The Brotherhood of Centurions is a club for which racewalkers are eligible who have completed a distance of 100 miles (160.9 km) in Britain within 24 hours. Its name derives from a popular title from those competitors achieving the feat in the 19th century British long-distance walking sport, called Pedestrianism.
Pedestrianism was to be a popular spectator sport during the 18th and 19th centuries, as equestrianism still is, and bicycle racing became afterwards. Among the most famous professional pedestrians of that time was Robert Barclay Allardice, who completed one mile (1.6 km) in each of 1000 sequential hours.

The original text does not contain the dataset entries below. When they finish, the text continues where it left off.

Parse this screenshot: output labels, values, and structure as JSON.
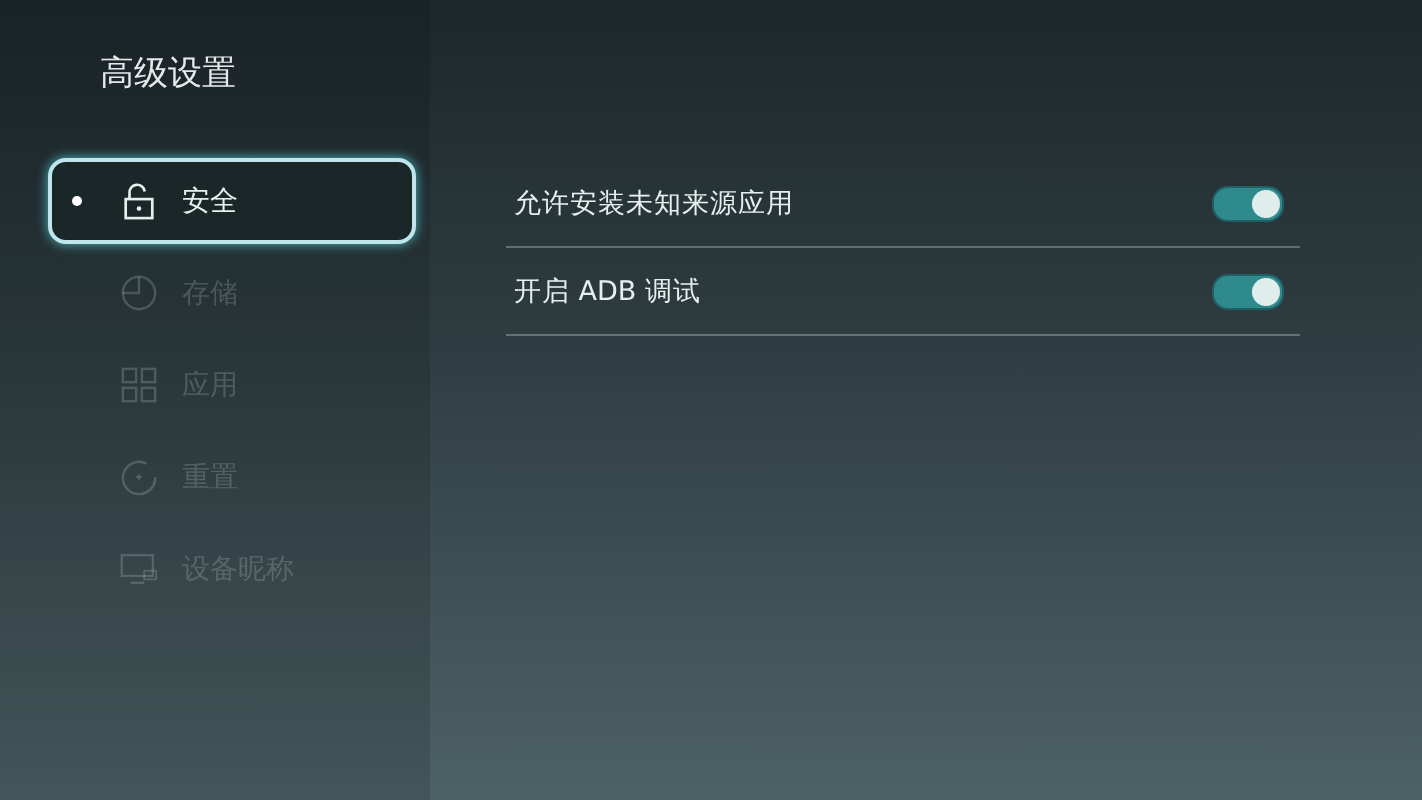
{
  "title": "高级设置",
  "sidebar": {
    "items": [
      {
        "label": "安全",
        "kind": "lock",
        "selected": true
      },
      {
        "label": "存储",
        "kind": "pie",
        "selected": false
      },
      {
        "label": "应用",
        "kind": "grid",
        "selected": false
      },
      {
        "label": "重置",
        "kind": "reset",
        "selected": false
      },
      {
        "label": "设备昵称",
        "kind": "monitor",
        "selected": false
      }
    ]
  },
  "settings": [
    {
      "label": "允许安装未知来源应用",
      "on": true
    },
    {
      "label": "开启 ADB 调试",
      "on": true
    }
  ]
}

In 1911, the Centurion title was set up as an award for amateur racewalkers. The first number was awarded to James Edwin Fowler-Dixon for a performance in London in 1877, and who was also elected the first president. Since 1902, 100-mile (160 km) racewalks were performed on a regular base. Centurion qualifying races are held annually in the United Kingdom and the Isle of Man, generally on roads. In addition to the British Centurions, Centurion clubs with their own qualifying races exist in the Netherlands, the United States, Australia, New Zealand, and Malaysia.